(Records contained in a dataset)
━━━━━━━━━━

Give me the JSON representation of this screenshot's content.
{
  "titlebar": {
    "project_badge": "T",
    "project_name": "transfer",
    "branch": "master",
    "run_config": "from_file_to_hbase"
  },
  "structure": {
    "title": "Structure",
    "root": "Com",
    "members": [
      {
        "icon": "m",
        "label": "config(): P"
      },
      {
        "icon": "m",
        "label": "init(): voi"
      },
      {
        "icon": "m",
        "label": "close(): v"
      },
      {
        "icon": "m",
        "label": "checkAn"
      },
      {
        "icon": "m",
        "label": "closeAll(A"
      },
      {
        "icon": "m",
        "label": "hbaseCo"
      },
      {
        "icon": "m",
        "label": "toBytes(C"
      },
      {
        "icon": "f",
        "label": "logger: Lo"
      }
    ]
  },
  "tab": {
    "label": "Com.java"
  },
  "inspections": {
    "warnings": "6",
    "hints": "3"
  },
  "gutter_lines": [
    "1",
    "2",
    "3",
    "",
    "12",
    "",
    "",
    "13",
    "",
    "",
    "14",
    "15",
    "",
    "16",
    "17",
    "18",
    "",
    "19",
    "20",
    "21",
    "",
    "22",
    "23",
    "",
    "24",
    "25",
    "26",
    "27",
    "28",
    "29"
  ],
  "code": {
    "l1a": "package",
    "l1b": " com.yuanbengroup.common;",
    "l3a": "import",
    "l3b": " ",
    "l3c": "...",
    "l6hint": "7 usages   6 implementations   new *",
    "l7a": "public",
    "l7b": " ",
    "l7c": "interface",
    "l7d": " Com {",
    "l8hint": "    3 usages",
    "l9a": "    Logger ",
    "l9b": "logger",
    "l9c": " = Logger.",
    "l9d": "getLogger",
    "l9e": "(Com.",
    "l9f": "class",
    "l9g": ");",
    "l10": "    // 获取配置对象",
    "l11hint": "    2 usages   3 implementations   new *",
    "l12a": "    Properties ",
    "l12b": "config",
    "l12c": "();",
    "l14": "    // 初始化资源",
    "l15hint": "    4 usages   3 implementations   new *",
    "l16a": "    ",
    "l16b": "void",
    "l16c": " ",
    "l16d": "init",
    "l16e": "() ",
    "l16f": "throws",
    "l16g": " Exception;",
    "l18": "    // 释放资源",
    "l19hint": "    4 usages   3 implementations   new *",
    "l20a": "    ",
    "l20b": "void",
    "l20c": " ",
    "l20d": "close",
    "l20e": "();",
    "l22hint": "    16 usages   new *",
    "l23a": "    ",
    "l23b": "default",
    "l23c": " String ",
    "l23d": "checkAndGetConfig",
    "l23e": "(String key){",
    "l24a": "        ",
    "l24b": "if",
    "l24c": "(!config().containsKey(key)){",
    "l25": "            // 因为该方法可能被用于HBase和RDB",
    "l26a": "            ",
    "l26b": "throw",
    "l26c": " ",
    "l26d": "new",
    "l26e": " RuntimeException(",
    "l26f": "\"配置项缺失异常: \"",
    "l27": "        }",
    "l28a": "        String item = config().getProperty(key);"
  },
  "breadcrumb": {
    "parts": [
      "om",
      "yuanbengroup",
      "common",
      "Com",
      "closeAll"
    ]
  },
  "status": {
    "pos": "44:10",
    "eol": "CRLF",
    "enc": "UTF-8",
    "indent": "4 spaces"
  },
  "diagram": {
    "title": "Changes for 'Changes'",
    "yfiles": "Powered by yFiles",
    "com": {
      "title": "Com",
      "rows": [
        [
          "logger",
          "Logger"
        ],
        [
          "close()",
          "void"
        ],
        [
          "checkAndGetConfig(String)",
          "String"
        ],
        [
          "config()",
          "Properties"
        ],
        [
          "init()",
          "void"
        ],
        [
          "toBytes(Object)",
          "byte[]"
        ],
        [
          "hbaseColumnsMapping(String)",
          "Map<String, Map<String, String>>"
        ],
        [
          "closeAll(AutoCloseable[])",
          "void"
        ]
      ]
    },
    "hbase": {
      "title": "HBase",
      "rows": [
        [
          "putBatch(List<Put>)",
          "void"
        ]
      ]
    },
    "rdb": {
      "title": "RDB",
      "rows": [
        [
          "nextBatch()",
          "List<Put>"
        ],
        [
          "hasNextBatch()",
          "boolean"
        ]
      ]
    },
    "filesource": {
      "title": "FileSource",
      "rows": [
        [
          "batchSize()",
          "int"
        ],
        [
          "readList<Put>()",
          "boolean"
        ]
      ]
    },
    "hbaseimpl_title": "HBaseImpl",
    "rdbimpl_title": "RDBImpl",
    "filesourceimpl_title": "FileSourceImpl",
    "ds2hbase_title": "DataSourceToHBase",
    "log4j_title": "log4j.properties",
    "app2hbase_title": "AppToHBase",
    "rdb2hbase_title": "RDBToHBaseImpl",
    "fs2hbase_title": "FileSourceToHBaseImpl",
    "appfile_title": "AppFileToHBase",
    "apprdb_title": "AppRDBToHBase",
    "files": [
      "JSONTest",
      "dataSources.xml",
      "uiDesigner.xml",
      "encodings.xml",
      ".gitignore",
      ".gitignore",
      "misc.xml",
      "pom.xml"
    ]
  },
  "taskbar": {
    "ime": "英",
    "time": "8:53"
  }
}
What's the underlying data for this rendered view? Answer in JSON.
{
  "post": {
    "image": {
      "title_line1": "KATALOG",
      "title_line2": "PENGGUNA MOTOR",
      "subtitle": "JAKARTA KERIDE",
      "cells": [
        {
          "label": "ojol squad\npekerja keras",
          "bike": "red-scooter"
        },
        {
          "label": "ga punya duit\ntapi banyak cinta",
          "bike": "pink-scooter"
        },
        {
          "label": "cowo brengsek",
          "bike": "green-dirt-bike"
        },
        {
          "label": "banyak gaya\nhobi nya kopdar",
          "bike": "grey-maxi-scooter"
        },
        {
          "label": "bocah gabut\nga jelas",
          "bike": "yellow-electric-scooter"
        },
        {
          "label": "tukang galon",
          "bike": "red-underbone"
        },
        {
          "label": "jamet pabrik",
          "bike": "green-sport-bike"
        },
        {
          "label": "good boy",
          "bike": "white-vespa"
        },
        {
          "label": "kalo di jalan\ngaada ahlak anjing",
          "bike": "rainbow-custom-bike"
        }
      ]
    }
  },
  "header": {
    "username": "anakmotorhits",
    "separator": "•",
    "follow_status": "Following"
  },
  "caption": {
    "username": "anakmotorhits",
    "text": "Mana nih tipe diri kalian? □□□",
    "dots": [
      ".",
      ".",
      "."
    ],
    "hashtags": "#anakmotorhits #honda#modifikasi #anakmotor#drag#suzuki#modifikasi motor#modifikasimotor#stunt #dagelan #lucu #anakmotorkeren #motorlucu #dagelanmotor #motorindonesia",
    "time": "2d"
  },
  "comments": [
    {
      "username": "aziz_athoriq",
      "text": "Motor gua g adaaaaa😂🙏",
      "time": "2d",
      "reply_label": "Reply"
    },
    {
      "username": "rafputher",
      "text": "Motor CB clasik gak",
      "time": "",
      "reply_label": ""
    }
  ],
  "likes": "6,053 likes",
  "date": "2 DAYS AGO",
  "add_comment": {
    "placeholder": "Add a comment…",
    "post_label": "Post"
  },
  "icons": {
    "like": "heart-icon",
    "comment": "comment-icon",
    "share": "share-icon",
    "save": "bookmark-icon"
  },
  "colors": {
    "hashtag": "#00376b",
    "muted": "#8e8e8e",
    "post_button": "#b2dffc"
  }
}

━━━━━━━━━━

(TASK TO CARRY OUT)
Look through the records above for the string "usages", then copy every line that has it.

(ANSWER)
    "l6hint": "7 usages   6 implementations   new *",
    "l8hint": "    3 usages",
    "l11hint": "    2 usages   3 implementations   new *",
    "l15hint": "    4 usages   3 implementations   new *",
    "l19hint": "    4 usages   3 implementations   new *",
    "l22hint": "    16 usages   new *",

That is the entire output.